Outstanding is the only word to describe the talent and the reception given to sometime Béla Fleck collaborator Jonathan Scales, over from the USA to unveil his extraordinary abilities on the steelpan drums. Again I have to mention the arrangements that enabled Fara to swing in behind Scales’ lilting jazz piece Do Not Panic. Scales returned the favour by swinging folkily back into Fara’s own Excess Electric. I loved it – as did the Royal Concert Hall crowd who cheered mightily.

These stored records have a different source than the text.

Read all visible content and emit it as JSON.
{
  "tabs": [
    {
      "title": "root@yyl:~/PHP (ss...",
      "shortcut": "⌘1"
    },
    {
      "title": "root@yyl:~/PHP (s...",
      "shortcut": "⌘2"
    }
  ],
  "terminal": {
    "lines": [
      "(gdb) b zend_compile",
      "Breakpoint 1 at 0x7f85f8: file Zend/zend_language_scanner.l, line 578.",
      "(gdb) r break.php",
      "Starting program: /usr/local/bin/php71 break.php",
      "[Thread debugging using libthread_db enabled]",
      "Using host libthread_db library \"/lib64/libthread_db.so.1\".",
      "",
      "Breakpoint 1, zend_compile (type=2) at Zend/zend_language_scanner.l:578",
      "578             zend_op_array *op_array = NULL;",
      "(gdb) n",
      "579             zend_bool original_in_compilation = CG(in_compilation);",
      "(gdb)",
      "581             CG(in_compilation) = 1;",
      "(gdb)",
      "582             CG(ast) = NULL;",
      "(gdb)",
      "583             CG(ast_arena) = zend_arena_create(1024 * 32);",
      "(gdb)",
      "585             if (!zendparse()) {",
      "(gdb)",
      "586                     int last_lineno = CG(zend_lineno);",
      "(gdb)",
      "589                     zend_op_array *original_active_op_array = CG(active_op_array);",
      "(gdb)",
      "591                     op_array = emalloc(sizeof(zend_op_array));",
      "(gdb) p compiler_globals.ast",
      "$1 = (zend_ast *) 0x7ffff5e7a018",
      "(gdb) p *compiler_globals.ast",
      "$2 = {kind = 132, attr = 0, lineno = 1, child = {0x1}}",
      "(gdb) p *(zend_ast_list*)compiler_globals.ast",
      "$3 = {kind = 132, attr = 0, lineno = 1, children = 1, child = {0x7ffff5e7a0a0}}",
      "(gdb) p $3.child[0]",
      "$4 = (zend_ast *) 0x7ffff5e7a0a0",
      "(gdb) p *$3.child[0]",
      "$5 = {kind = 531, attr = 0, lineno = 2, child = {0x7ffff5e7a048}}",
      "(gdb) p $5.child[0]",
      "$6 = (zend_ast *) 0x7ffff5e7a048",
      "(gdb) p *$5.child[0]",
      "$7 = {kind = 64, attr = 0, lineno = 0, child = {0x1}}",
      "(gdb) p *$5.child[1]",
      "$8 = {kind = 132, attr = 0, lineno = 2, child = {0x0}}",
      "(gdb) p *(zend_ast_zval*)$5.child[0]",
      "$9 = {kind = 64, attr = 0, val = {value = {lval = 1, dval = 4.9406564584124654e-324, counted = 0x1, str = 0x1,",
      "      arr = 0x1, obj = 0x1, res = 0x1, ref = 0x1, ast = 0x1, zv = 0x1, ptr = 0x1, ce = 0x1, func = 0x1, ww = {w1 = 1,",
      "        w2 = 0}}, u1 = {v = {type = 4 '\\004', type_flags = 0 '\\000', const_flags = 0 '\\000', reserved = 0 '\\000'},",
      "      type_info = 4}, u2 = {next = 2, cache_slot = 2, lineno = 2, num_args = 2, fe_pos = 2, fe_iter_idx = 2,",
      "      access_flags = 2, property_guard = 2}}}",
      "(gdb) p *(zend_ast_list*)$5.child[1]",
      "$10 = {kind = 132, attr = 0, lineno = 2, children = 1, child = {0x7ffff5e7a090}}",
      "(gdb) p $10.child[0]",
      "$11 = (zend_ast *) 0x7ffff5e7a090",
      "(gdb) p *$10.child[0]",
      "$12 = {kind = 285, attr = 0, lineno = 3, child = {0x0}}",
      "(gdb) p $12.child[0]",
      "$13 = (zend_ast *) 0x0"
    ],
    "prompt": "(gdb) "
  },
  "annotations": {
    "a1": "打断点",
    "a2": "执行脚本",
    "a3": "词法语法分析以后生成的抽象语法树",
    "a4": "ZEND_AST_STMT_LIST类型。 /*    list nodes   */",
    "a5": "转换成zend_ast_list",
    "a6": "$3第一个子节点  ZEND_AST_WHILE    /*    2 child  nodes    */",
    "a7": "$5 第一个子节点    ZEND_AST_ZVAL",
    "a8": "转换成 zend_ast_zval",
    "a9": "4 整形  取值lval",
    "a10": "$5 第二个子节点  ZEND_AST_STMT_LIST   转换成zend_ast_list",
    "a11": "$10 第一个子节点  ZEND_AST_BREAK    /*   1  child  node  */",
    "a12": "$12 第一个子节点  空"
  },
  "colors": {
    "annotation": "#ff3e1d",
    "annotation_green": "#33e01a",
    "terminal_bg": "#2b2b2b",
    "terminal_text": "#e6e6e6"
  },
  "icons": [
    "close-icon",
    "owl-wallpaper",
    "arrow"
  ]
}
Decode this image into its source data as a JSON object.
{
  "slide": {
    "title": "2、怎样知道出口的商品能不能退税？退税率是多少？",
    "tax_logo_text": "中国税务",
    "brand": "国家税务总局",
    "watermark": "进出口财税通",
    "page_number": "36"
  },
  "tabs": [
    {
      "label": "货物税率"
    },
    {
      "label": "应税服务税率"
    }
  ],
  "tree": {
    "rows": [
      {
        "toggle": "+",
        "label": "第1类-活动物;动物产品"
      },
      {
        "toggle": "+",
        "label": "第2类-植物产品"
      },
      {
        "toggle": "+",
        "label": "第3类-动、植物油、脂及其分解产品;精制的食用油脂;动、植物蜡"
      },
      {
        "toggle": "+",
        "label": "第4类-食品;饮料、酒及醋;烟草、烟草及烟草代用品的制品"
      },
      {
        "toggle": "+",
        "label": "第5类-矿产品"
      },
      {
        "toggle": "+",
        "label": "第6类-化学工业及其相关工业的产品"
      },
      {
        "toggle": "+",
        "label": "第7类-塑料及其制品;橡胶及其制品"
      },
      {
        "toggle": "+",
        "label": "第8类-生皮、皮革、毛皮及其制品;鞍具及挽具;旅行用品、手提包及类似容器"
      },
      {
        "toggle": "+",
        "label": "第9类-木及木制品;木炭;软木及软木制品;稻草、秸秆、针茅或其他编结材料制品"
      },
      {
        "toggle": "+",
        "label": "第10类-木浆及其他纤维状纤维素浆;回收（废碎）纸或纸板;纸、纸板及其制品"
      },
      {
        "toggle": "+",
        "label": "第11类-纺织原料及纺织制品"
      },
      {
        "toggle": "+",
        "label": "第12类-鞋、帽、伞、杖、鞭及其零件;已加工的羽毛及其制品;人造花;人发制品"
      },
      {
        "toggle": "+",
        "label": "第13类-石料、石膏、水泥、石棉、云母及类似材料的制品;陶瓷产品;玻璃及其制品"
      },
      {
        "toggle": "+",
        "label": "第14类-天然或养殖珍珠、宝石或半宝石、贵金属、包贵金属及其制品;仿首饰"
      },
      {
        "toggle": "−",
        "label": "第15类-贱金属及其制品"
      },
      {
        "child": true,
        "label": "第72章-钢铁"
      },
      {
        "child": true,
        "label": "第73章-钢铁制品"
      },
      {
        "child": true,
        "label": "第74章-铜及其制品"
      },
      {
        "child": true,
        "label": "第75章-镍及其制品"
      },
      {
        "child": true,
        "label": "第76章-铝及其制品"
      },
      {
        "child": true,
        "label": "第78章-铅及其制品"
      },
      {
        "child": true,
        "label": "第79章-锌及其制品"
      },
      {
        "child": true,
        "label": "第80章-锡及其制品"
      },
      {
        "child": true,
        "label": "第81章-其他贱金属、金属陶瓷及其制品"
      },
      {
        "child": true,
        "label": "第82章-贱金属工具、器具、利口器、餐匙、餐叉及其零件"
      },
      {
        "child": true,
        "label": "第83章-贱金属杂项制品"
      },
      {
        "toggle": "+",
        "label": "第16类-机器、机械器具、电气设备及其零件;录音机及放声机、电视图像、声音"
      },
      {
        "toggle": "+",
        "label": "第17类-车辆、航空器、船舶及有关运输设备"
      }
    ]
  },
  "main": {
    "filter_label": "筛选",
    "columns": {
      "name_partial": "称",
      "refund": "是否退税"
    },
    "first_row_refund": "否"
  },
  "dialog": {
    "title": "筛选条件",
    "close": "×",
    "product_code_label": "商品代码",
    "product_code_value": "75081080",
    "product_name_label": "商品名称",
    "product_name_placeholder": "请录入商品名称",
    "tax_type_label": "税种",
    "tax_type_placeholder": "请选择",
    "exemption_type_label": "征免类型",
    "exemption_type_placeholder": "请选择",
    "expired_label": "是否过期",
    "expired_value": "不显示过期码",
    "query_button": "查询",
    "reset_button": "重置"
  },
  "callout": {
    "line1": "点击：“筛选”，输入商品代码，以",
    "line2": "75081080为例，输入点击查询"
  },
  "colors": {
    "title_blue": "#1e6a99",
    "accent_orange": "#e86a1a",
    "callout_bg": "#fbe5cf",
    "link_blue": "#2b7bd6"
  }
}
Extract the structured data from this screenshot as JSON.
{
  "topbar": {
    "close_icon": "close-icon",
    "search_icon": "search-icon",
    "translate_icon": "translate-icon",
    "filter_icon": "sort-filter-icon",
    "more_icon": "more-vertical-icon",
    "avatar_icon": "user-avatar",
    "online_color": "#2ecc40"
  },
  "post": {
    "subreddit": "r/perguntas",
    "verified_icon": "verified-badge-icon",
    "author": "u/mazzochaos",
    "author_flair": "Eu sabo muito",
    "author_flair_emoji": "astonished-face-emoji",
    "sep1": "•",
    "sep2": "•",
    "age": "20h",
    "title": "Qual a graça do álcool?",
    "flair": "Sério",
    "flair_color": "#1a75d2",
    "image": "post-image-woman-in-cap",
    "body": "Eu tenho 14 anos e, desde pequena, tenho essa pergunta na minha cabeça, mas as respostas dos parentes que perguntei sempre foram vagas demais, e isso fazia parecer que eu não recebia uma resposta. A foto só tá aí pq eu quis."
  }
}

Les Amazones d’Afrique, fresh from a triumphant gig at St. Luke’s, stormed the stage with rhythm and song, kicking off with their current single Flaws and segueing into The Depliction from Fara’s 2018 release Times from Times Fall. Ms Price seemed to be enjoying herself as she hardly stopped dancing even while playing. Syrian-born Maya Youssef ably demonstrated her skills on the qanun zither, first on Fara’s Merry Dancers, then with her own haunting Promise of a Rainbow followed by a Syrian folktune, Ya Mal el-Sham – whose 8/8 signature opened up many rhythmic possibilities, before Auld Lang Syne brought another roar of recognition in the auditorium.
Genticorum were enthusiastically welcomed back to the stage to join Fara in another track from Energy Islands, Wind Dancers, before moving into Les Tisserands and Methé Métis in which the stage was once more augmented by Thirteen North. The emphasis swung back to Orkney with Fara’s final number, Solar. The audience were understandably unwilling to let them go, and the inevitable encore featured 23 people onstage, as the guest artists came back on to join in the evocative and lilting title track of the headliners’ album, Energy Islands. Compliments have to go once more to the arranger.
One of the best concerts of the festival.